Coming off the back of 2011's phenomenal The Anarchy and The Ecstasy, the band has a new lineup with only long time members Terricloth and Sandra Malak in the fold. The new band features fewer instruments than ever before, with only an electric violin, piano, and saxophone in addition to the usual rock band setup.
Interestingly, with fewer weapons at their disposal, the band now brings focus to each instrument when playing live, as opposed to their former method of creating a shifting wall of sound. But, with their new players, the band is trimmer, but also punchier than before. Songs seem to zip along a just a hair faster gait then before. Each note seems to be more precise and bold, making the music feel more "punk" than it has in some time.
While their fall 2011 tour featured a good number of newer songs, the winter tour features a selection from throughout their career. The newer songs, particularly "The Apple Was Eve," seem more explosive than their studio versions, with reflective subtly swapped for opera-style howling with Malak showing that her pipes could sit right next to Pavoratti. Even the album's most reflective piece, "The Politics of Passing Out," which featured Terricloth on acoustic guitar, seemed to morph from a singer-songwriter type piece to a, dare I say, Billy Joel soulful ballad?
The gems of the evening were the (fairly) rare "Jeffery Lee Pierce," which sped along in its full reckless glory, and new tune that seemed to be the type of song the band was born to write. Although they didn't announce the title, it walked the thin line between speakeasy jazz swinger and anarcho-punk calls for smashing everything in sight.
Although in my review of The Anarchy and The Ecstasy I suggested that the band had been somewhat bruised, it seems that a little bruising and shaking up is just what the band needed… and liked.
Openers East Bay Ray and the Killer Smiles (featuring Dead Kennedys guitarist East Bay Ray) played through a number of songs from their debut LP. While the versions were a little more energetic than the studio versions, the audience seemed to get most excited when the band kicked into some classic Dead Kennedys cuts. Vocalist Skip McSkipster ably handled the jumping yelp of hallmark tunes "Police Truck," "Too Drunk to Fuck" and "Holiday in Cambodia," but East bay Ray showed that his is as tight as ever on the guitar and really does have a unique style.

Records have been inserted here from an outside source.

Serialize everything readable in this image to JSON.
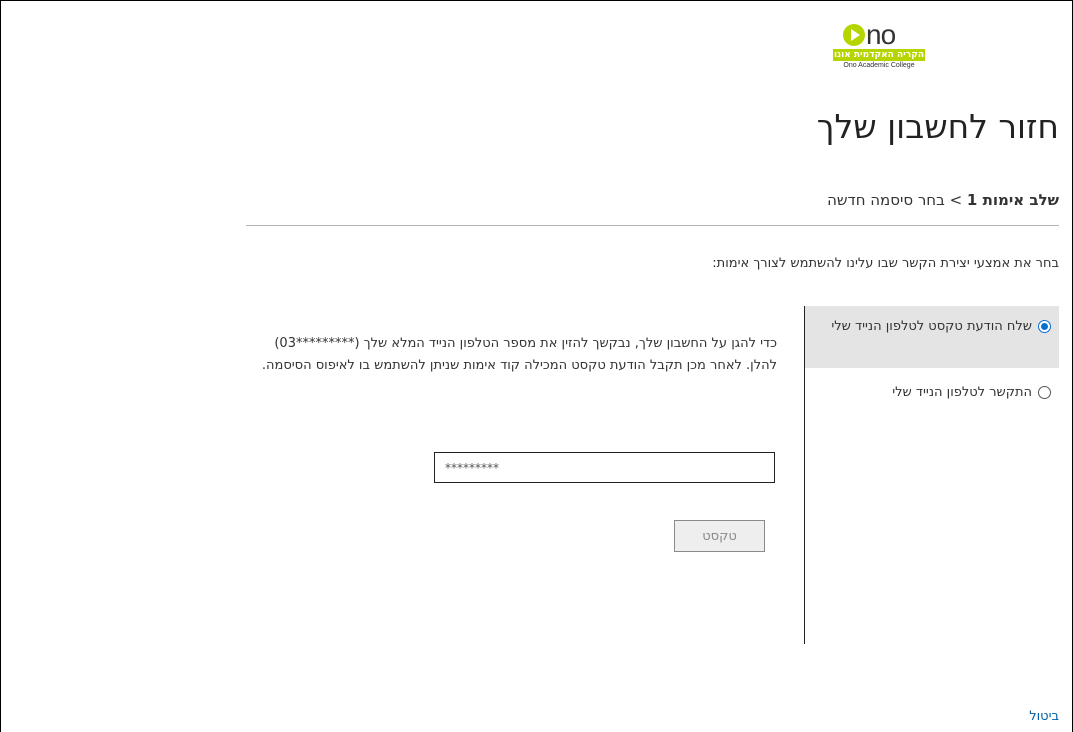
{
  "logo": {
    "word_rest": "no",
    "hebrew_name": "הקריה האקדמית אונו",
    "english_name": "Ono Academic College"
  },
  "page": {
    "title": "חזור לחשבון שלך",
    "breadcrumb": {
      "current_step": "שלב אימות 1",
      "separator": ">",
      "next_step": "בחר סיסמה חדשה"
    },
    "prompt": "בחר את אמצעי יצירת הקשר שבו עלינו להשתמש לצורך אימות:"
  },
  "options": [
    {
      "label": "שלח הודעת טקסט לטלפון הנייד שלי",
      "selected": true
    },
    {
      "label": "התקשר לטלפון הנייד שלי",
      "selected": false
    }
  ],
  "details": {
    "text": "כדי להגן על החשבון שלך, נבקשך להזין את מספר הטלפון הנייד המלא שלך (*********03) להלן. לאחר מכן תקבל הודעת טקסט המכילה קוד אימות שניתן להשתמש בו לאיפוס הסיסמה.",
    "phone_placeholder": "*********",
    "button_label": "טקסט"
  },
  "footer": {
    "cancel_label": "ביטול"
  },
  "colors": {
    "brand_green": "#b6d400",
    "link_blue": "#0060a8",
    "radio_blue": "#0a6ed1"
  }
}
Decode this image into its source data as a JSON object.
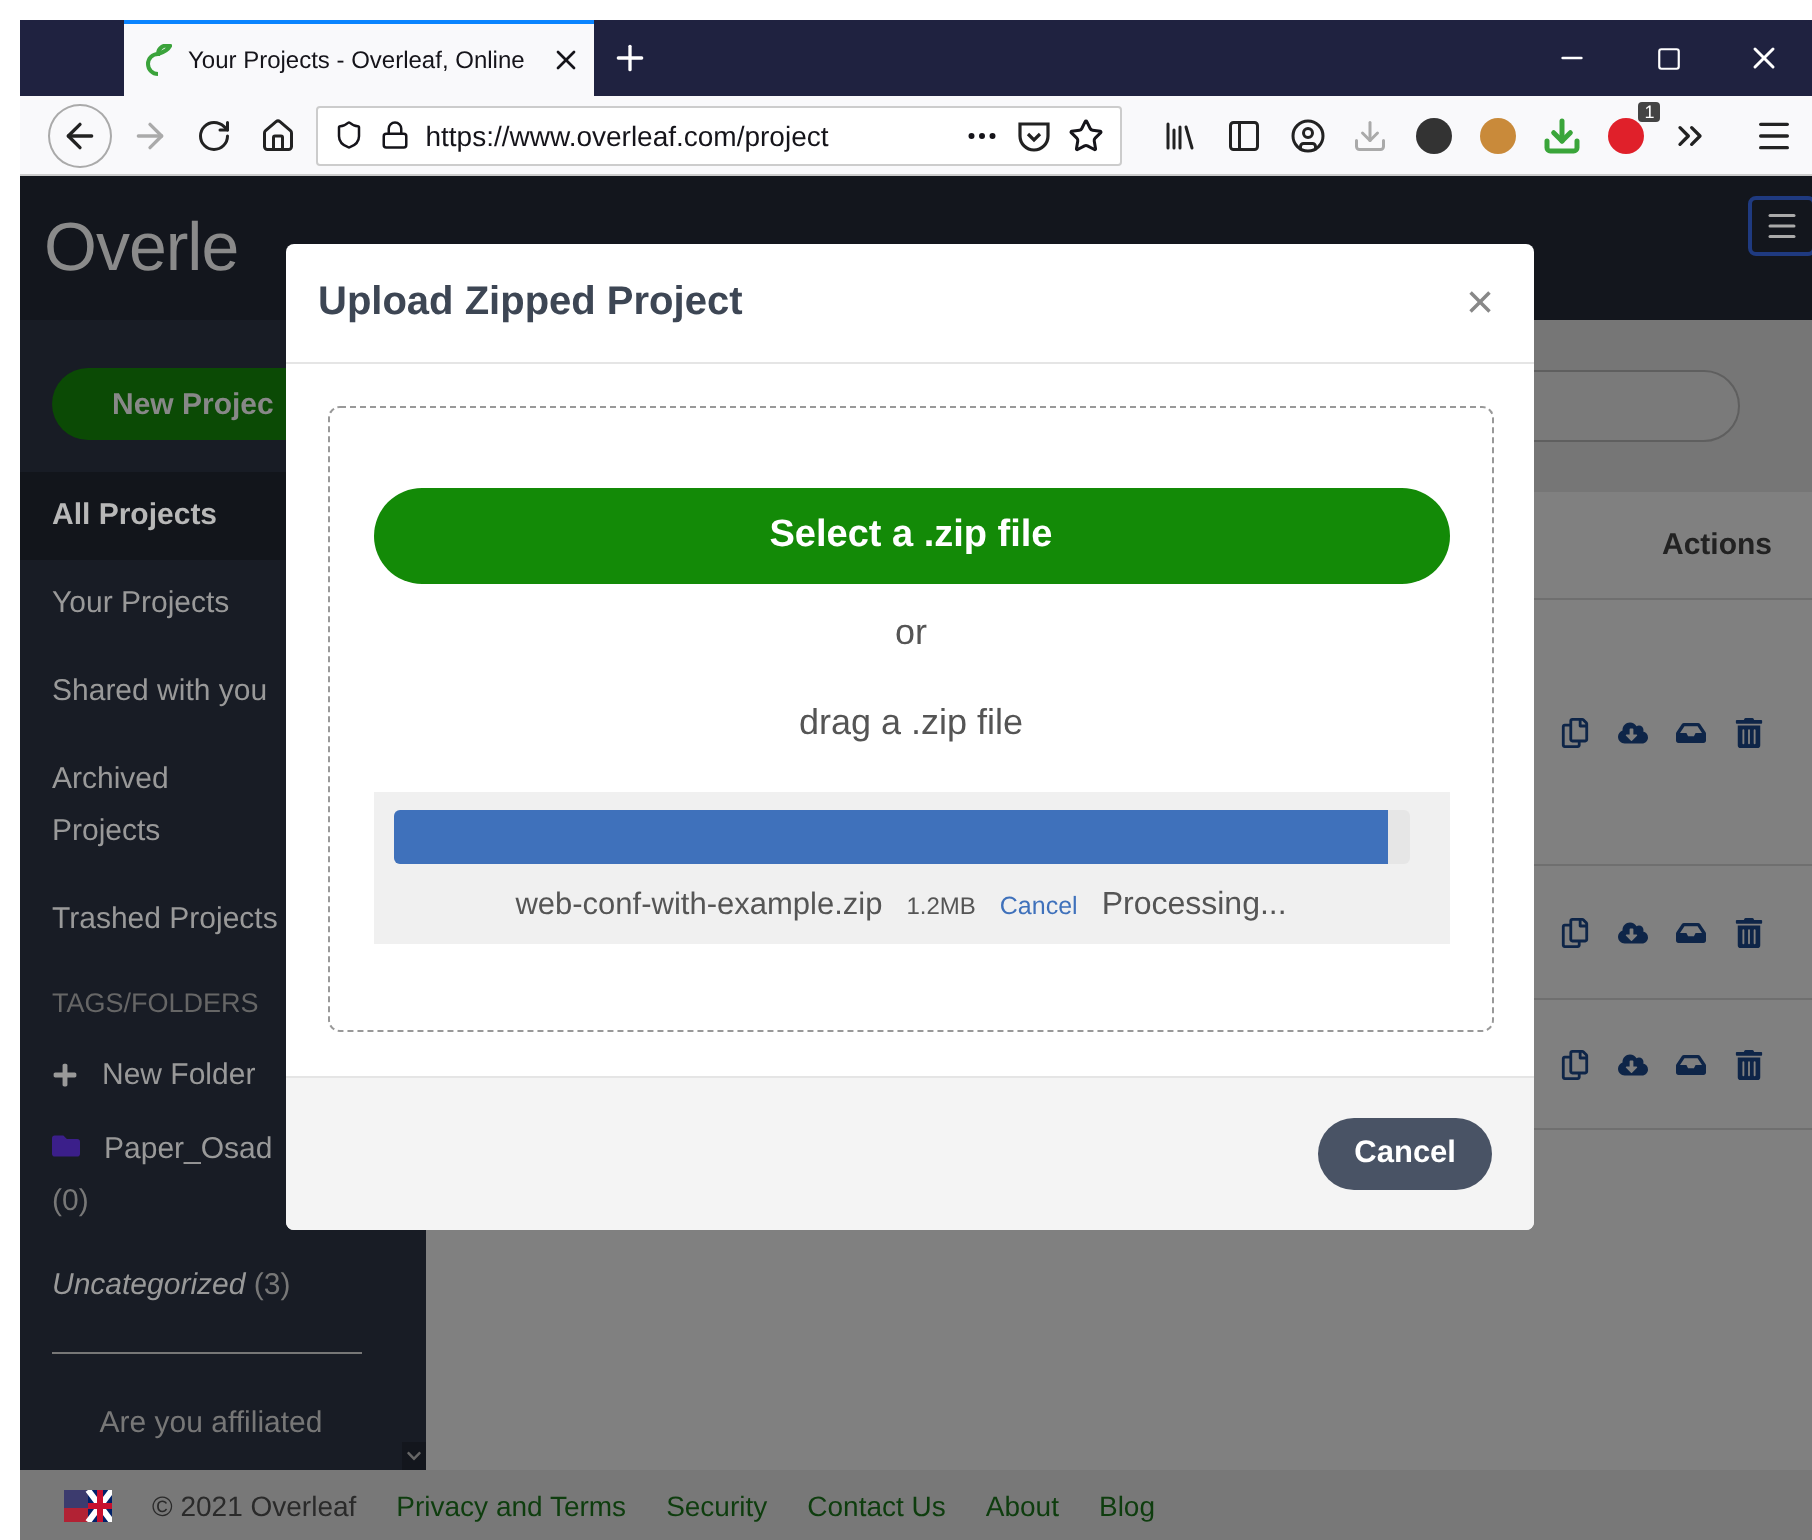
{
  "browser": {
    "tab": {
      "title": "Your Projects - Overleaf, Online",
      "selected": true
    },
    "url": "https://www.overleaf.com/project",
    "extension_badge": "1"
  },
  "header": {
    "logo": "Overle"
  },
  "sidebar": {
    "new_project": "New Projec",
    "items": [
      {
        "label": "All Projects",
        "selected": true
      },
      {
        "label": "Your Projects",
        "selected": false
      },
      {
        "label": "Shared with you",
        "selected": false
      },
      {
        "label": "Archived Projects",
        "selected": false
      },
      {
        "label": "Trashed Projects",
        "selected": false
      }
    ],
    "tags_heading": "TAGS/FOLDERS",
    "new_folder": "New Folder",
    "folders": [
      {
        "name": "Paper_Osad",
        "count": "(0)",
        "color": "#3b1f8a"
      }
    ],
    "uncategorized": {
      "label": "Uncategorized",
      "count": "(3)"
    },
    "affiliation": "Are you affiliated"
  },
  "main": {
    "actions_heading": "Actions",
    "rows": [
      {
        "actions": [
          {
            "kind": "copy"
          },
          {
            "kind": "download"
          },
          {
            "kind": "archive"
          },
          {
            "kind": "trash"
          }
        ]
      },
      {
        "actions": [
          {
            "kind": "copy"
          },
          {
            "kind": "download"
          },
          {
            "kind": "archive"
          },
          {
            "kind": "trash"
          }
        ]
      },
      {
        "actions": [
          {
            "kind": "copy"
          },
          {
            "kind": "download"
          },
          {
            "kind": "archive"
          },
          {
            "kind": "trash"
          }
        ]
      }
    ]
  },
  "modal": {
    "title": "Upload Zipped Project",
    "close": "×",
    "select_button": "Select a .zip file",
    "or": "or",
    "drag": "drag a .zip file",
    "upload": {
      "level": 0.98,
      "filename": "web-conf-with-example.zip",
      "size": "1.2MB",
      "cancel": "Cancel",
      "status": "Processing..."
    },
    "cancel_button": "Cancel"
  },
  "footer": {
    "copyright": "© 2021 Overleaf",
    "links": [
      "Privacy and Terms",
      "Security",
      "Contact Us",
      "About",
      "Blog"
    ]
  }
}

[The Adicts also played, but alas, I could not stay for it. Oh, why? Some of us have jobs, son.]
-This time, W/IFS played with East Bay Ray. Last time they were in the bay area, Jello Biafra joined them on stage. Interesting, no?
-There is a fairly direct connection between W/IFS and the Dead Kennedys. Do you know it?
-East Bay Ray is really, really tall.